## WHAT TO PRODUCE:
The entries need to be copied exactly.

## PROVIDED DATA:

----------

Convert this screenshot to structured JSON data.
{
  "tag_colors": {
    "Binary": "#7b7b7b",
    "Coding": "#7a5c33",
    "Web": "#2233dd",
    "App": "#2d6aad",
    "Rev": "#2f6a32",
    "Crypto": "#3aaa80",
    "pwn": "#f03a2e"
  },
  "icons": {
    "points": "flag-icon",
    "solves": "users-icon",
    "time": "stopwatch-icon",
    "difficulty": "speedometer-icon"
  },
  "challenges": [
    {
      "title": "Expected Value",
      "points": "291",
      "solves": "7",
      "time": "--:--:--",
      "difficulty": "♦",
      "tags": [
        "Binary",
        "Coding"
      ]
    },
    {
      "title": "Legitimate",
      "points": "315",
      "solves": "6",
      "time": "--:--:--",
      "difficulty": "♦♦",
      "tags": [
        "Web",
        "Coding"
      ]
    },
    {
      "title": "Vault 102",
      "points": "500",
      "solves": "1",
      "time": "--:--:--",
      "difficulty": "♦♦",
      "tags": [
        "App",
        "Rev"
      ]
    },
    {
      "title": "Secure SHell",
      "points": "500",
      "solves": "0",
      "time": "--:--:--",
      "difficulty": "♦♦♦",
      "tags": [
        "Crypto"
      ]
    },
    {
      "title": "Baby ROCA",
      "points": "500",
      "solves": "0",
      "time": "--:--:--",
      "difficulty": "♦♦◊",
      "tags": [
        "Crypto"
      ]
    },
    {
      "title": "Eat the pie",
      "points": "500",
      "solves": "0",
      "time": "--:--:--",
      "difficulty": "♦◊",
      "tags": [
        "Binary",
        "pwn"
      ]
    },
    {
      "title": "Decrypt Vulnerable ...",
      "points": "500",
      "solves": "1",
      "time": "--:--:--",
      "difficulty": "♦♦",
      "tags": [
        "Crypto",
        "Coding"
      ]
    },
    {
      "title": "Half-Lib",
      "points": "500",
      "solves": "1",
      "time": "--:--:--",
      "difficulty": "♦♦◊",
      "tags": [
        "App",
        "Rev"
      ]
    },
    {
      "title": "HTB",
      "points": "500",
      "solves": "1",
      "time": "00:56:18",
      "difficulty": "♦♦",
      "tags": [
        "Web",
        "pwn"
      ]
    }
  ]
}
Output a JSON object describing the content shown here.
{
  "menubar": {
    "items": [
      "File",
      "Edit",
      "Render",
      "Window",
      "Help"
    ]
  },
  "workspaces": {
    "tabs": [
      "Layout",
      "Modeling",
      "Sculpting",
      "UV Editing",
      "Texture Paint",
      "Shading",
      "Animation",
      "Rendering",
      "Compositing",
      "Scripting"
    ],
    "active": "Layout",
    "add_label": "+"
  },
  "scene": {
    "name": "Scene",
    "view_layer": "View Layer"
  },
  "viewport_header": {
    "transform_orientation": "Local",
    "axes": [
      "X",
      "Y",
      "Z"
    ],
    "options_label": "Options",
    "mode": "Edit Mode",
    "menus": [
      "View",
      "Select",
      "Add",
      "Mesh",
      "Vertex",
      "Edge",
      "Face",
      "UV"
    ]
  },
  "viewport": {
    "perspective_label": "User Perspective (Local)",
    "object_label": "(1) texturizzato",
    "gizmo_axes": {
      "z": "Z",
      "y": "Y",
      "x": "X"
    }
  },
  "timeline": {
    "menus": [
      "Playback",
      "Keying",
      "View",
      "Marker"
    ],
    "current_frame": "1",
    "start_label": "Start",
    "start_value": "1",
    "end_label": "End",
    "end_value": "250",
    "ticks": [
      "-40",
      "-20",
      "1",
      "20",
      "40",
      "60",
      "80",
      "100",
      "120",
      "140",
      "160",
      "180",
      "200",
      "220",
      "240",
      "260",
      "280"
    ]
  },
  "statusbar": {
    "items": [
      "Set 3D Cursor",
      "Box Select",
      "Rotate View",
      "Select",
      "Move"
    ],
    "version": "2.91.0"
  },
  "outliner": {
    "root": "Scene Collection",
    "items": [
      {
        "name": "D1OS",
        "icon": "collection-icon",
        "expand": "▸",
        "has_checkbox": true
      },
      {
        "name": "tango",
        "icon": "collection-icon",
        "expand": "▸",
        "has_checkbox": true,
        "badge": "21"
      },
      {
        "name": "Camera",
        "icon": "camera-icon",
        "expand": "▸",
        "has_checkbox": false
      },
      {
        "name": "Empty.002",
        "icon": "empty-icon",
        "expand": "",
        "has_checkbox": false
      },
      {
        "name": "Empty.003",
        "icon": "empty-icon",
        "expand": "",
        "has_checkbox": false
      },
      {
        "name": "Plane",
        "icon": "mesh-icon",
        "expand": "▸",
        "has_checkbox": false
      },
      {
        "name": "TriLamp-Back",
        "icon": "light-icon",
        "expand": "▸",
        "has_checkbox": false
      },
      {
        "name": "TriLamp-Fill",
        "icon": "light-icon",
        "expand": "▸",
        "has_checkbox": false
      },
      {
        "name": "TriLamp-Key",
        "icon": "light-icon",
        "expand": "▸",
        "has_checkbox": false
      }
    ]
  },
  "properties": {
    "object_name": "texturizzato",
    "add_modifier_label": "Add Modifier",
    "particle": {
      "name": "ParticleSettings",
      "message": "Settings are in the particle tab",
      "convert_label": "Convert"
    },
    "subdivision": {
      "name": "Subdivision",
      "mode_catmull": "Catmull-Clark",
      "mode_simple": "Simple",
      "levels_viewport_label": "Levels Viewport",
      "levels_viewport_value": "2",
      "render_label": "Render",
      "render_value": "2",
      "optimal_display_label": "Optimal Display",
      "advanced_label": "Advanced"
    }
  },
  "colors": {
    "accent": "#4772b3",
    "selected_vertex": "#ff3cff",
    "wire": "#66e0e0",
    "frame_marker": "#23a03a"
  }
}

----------

## WRITTEN SOLUTION:
Convert this screenshot to structured JSON data.
{
  "tag_colors": {
    "Binary": "#7b7b7b",
    "Coding": "#7a5c33",
    "Web": "#2233dd",
    "App": "#2d6aad",
    "Rev": "#2f6a32",
    "Crypto": "#3aaa80",
    "pwn": "#f03a2e"
  },
  "icons": {
    "points": "flag-icon",
    "solves": "users-icon",
    "time": "stopwatch-icon",
    "difficulty": "speedometer-icon"
  },
  "challenges": [
    {
      "title": "Expected Value",
      "points": "291",
      "solves": "7",
      "time": "--:--:--",
      "difficulty": "♦",
      "tags": [
        "Binary",
        "Coding"
      ]
    },
    {
      "title": "Legitimate",
      "points": "315",
      "solves": "6",
      "time": "--:--:--",
      "difficulty": "♦♦",
      "tags": [
        "Web",
        "Coding"
      ]
    },
    {
      "title": "Vault 102",
      "points": "500",
      "solves": "1",
      "time": "--:--:--",
      "difficulty": "♦♦",
      "tags": [
        "App",
        "Rev"
      ]
    },
    {
      "title": "Secure SHell",
      "points": "500",
      "solves": "0",
      "time": "--:--:--",
      "difficulty": "♦♦♦",
      "tags": [
        "Crypto"
      ]
    },
    {
      "title": "Baby ROCA",
      "points": "500",
      "solves": "0",
      "time": "--:--:--",
      "difficulty": "♦♦◊",
      "tags": [
        "Crypto"
      ]
    },
    {
      "title": "Eat the pie",
      "points": "500",
      "solves": "0",
      "time": "--:--:--",
      "difficulty": "♦◊",
      "tags": [
        "Binary",
        "pwn"
      ]
    },
    {
      "title": "Decrypt Vulnerable ...",
      "points": "500",
      "solves": "1",
      "time": "--:--:--",
      "difficulty": "♦♦",
      "tags": [
        "Crypto",
        "Coding"
      ]
    },
    {
      "title": "Half-Lib",
      "points": "500",
      "solves": "1",
      "time": "--:--:--",
      "difficulty": "♦♦◊",
      "tags": [
        "App",
        "Rev"
      ]
    },
    {
      "title": "HTB",
      "points": "500",
      "solves": "1",
      "time": "00:56:18",
      "difficulty": "♦♦",
      "tags": [
        "Web",
        "pwn"
      ]
    }
  ]
}
Output a JSON object describing the content shown here.
{
  "menubar": {
    "items": [
      "File",
      "Edit",
      "Render",
      "Window",
      "Help"
    ]
  },
  "workspaces": {
    "tabs": [
      "Layout",
      "Modeling",
      "Sculpting",
      "UV Editing",
      "Texture Paint",
      "Shading",
      "Animation",
      "Rendering",
      "Compositing",
      "Scripting"
    ],
    "active": "Layout",
    "add_label": "+"
  },
  "scene": {
    "name": "Scene",
    "view_layer": "View Layer"
  },
  "viewport_header": {
    "transform_orientation": "Local",
    "axes": [
      "X",
      "Y",
      "Z"
    ],
    "options_label": "Options",
    "mode": "Edit Mode",
    "menus": [
      "View",
      "Select",
      "Add",
      "Mesh",
      "Vertex",
      "Edge",
      "Face",
      "UV"
    ]
  },
  "viewport": {
    "perspective_label": "User Perspective (Local)",
    "object_label": "(1) texturizzato",
    "gizmo_axes": {
      "z": "Z",
      "y": "Y",
      "x": "X"
    }
  },
  "timeline": {
    "menus": [
      "Playback",
      "Keying",
      "View",
      "Marker"
    ],
    "current_frame": "1",
    "start_label": "Start",
    "start_value": "1",
    "end_label": "End",
    "end_value": "250",
    "ticks": [
      "-40",
      "-20",
      "1",
      "20",
      "40",
      "60",
      "80",
      "100",
      "120",
      "140",
      "160",
      "180",
      "200",
      "220",
      "240",
      "260",
      "280"
    ]
  },
  "statusbar": {
    "items": [
      "Set 3D Cursor",
      "Box Select",
      "Rotate View",
      "Select",
      "Move"
    ],
    "version": "2.91.0"
  },
  "outliner": {
    "root": "Scene Collection",
    "items": [
      {
        "name": "D1OS",
        "icon": "collection-icon",
        "expand": "▸",
        "has_checkbox": true
      },
      {
        "name": "tango",
        "icon": "collection-icon",
        "expand": "▸",
        "has_checkbox": true,
        "badge": "21"
      },
      {
        "name": "Camera",
        "icon": "camera-icon",
        "expand": "▸",
        "has_checkbox": false
      },
      {
        "name": "Empty.002",
        "icon": "empty-icon",
        "expand": "",
        "has_checkbox": false
      },
      {
        "name": "Empty.003",
        "icon": "empty-icon",
        "expand": "",
        "has_checkbox": false
      },
      {
        "name": "Plane",
        "icon": "mesh-icon",
        "expand": "▸",
        "has_checkbox": false
      },
      {
        "name": "TriLamp-Back",
        "icon": "light-icon",
        "expand": "▸",
        "has_checkbox": false
      },
      {
        "name": "TriLamp-Fill",
        "icon": "light-icon",
        "expand": "▸",
        "has_checkbox": false
      },
      {
        "name": "TriLamp-Key",
        "icon": "light-icon",
        "expand": "▸",
        "has_checkbox": false
      }
    ]
  },
  "properties": {
    "object_name": "texturizzato",
    "add_modifier_label": "Add Modifier",
    "particle": {
      "name": "ParticleSettings",
      "message": "Settings are in the particle tab",
      "convert_label": "Convert"
    },
    "subdivision": {
      "name": "Subdivision",
      "mode_catmull": "Catmull-Clark",
      "mode_simple": "Simple",
      "levels_viewport_label": "Levels Viewport",
      "levels_viewport_value": "2",
      "render_label": "Render",
      "render_value": "2",
      "optimal_display_label": "Optimal Display",
      "advanced_label": "Advanced"
    }
  },
  "colors": {
    "accent": "#4772b3",
    "selected_vertex": "#ff3cff",
    "wire": "#66e0e0",
    "frame_marker": "#23a03a"
  }
}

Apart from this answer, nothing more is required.